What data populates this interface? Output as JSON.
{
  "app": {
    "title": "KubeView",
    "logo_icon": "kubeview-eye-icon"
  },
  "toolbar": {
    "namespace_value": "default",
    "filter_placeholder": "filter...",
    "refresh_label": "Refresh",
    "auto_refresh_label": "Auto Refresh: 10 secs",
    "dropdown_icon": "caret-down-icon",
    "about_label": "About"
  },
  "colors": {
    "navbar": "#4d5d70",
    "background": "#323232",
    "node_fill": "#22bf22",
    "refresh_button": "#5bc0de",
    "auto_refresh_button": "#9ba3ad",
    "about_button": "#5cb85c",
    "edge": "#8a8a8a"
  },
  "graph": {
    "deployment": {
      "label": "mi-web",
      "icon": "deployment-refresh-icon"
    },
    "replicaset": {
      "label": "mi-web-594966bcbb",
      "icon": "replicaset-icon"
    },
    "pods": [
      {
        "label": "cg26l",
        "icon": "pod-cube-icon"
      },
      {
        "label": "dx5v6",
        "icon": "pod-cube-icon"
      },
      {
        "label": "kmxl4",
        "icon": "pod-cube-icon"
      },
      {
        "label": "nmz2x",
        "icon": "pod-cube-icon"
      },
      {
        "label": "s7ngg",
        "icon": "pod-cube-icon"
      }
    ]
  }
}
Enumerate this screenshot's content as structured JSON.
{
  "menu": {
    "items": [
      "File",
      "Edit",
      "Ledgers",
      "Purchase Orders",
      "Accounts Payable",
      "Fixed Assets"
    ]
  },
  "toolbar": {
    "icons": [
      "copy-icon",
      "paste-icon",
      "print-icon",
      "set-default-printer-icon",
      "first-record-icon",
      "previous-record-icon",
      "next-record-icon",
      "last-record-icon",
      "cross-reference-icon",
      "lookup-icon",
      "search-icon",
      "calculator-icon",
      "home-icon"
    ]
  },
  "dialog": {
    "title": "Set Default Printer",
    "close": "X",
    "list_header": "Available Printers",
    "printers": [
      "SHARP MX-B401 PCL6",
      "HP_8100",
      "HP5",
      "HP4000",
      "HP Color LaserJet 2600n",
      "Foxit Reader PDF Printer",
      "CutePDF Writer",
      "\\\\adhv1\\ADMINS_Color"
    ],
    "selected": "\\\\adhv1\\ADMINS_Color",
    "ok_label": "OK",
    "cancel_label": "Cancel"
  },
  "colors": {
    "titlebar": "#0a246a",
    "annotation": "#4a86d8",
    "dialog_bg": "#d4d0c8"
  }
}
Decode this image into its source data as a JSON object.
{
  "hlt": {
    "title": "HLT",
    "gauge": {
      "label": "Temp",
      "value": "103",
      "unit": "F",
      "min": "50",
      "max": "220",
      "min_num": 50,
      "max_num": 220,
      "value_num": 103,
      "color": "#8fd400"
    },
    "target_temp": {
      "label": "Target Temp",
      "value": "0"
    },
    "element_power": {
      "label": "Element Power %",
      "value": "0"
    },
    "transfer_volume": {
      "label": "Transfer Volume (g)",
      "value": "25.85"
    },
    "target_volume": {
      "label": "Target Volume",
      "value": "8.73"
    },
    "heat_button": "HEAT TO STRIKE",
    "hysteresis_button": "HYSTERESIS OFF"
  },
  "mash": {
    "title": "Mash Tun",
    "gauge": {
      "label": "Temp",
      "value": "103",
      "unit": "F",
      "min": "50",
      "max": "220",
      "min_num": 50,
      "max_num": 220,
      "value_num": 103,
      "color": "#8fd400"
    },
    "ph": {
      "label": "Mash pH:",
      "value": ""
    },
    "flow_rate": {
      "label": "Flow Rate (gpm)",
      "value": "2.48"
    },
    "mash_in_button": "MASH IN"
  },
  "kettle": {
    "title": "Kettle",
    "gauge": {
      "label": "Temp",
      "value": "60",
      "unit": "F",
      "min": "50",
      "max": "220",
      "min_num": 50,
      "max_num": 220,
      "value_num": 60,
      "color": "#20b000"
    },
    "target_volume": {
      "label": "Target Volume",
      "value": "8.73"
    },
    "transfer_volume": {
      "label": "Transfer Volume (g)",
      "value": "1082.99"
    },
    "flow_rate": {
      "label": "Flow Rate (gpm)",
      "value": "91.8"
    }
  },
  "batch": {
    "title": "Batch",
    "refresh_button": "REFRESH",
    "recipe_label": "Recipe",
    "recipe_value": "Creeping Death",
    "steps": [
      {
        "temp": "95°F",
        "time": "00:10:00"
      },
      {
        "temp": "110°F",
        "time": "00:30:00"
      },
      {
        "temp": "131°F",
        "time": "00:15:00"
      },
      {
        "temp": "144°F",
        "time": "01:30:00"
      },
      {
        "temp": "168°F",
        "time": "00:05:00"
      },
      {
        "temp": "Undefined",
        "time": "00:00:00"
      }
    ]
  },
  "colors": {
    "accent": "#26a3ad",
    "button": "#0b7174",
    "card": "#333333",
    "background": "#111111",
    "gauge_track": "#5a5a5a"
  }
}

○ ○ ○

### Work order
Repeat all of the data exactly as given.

### Exercise solution
What data populates this interface? Output as JSON.
{
  "app": {
    "title": "KubeView",
    "logo_icon": "kubeview-eye-icon"
  },
  "toolbar": {
    "namespace_value": "default",
    "filter_placeholder": "filter...",
    "refresh_label": "Refresh",
    "auto_refresh_label": "Auto Refresh: 10 secs",
    "dropdown_icon": "caret-down-icon",
    "about_label": "About"
  },
  "colors": {
    "navbar": "#4d5d70",
    "background": "#323232",
    "node_fill": "#22bf22",
    "refresh_button": "#5bc0de",
    "auto_refresh_button": "#9ba3ad",
    "about_button": "#5cb85c",
    "edge": "#8a8a8a"
  },
  "graph": {
    "deployment": {
      "label": "mi-web",
      "icon": "deployment-refresh-icon"
    },
    "replicaset": {
      "label": "mi-web-594966bcbb",
      "icon": "replicaset-icon"
    },
    "pods": [
      {
        "label": "cg26l",
        "icon": "pod-cube-icon"
      },
      {
        "label": "dx5v6",
        "icon": "pod-cube-icon"
      },
      {
        "label": "kmxl4",
        "icon": "pod-cube-icon"
      },
      {
        "label": "nmz2x",
        "icon": "pod-cube-icon"
      },
      {
        "label": "s7ngg",
        "icon": "pod-cube-icon"
      }
    ]
  }
}
Enumerate this screenshot's content as structured JSON.
{
  "menu": {
    "items": [
      "File",
      "Edit",
      "Ledgers",
      "Purchase Orders",
      "Accounts Payable",
      "Fixed Assets"
    ]
  },
  "toolbar": {
    "icons": [
      "copy-icon",
      "paste-icon",
      "print-icon",
      "set-default-printer-icon",
      "first-record-icon",
      "previous-record-icon",
      "next-record-icon",
      "last-record-icon",
      "cross-reference-icon",
      "lookup-icon",
      "search-icon",
      "calculator-icon",
      "home-icon"
    ]
  },
  "dialog": {
    "title": "Set Default Printer",
    "close": "X",
    "list_header": "Available Printers",
    "printers": [
      "SHARP MX-B401 PCL6",
      "HP_8100",
      "HP5",
      "HP4000",
      "HP Color LaserJet 2600n",
      "Foxit Reader PDF Printer",
      "CutePDF Writer",
      "\\\\adhv1\\ADMINS_Color"
    ],
    "selected": "\\\\adhv1\\ADMINS_Color",
    "ok_label": "OK",
    "cancel_label": "Cancel"
  },
  "colors": {
    "titlebar": "#0a246a",
    "annotation": "#4a86d8",
    "dialog_bg": "#d4d0c8"
  }
}
Decode this image into its source data as a JSON object.
{
  "hlt": {
    "title": "HLT",
    "gauge": {
      "label": "Temp",
      "value": "103",
      "unit": "F",
      "min": "50",
      "max": "220",
      "min_num": 50,
      "max_num": 220,
      "value_num": 103,
      "color": "#8fd400"
    },
    "target_temp": {
      "label": "Target Temp",
      "value": "0"
    },
    "element_power": {
      "label": "Element Power %",
      "value": "0"
    },
    "transfer_volume": {
      "label": "Transfer Volume (g)",
      "value": "25.85"
    },
    "target_volume": {
      "label": "Target Volume",
      "value": "8.73"
    },
    "heat_button": "HEAT TO STRIKE",
    "hysteresis_button": "HYSTERESIS OFF"
  },
  "mash": {
    "title": "Mash Tun",
    "gauge": {
      "label": "Temp",
      "value": "103",
      "unit": "F",
      "min": "50",
      "max": "220",
      "min_num": 50,
      "max_num": 220,
      "value_num": 103,
      "color": "#8fd400"
    },
    "ph": {
      "label": "Mash pH:",
      "value": ""
    },
    "flow_rate": {
      "label": "Flow Rate (gpm)",
      "value": "2.48"
    },
    "mash_in_button": "MASH IN"
  },
  "kettle": {
    "title": "Kettle",
    "gauge": {
      "label": "Temp",
      "value": "60",
      "unit": "F",
      "min": "50",
      "max": "220",
      "min_num": 50,
      "max_num": 220,
      "value_num": 60,
      "color": "#20b000"
    },
    "target_volume": {
      "label": "Target Volume",
      "value": "8.73"
    },
    "transfer_volume": {
      "label": "Transfer Volume (g)",
      "value": "1082.99"
    },
    "flow_rate": {
      "label": "Flow Rate (gpm)",
      "value": "91.8"
    }
  },
  "batch": {
    "title": "Batch",
    "refresh_button": "REFRESH",
    "recipe_label": "Recipe",
    "recipe_value": "Creeping Death",
    "steps": [
      {
        "temp": "95°F",
        "time": "00:10:00"
      },
      {
        "temp": "110°F",
        "time": "00:30:00"
      },
      {
        "temp": "131°F",
        "time": "00:15:00"
      },
      {
        "temp": "144°F",
        "time": "01:30:00"
      },
      {
        "temp": "168°F",
        "time": "00:05:00"
      },
      {
        "temp": "Undefined",
        "time": "00:00:00"
      }
    ]
  },
  "colors": {
    "accent": "#26a3ad",
    "button": "#0b7174",
    "card": "#333333",
    "background": "#111111",
    "gauge_track": "#5a5a5a"
  }
}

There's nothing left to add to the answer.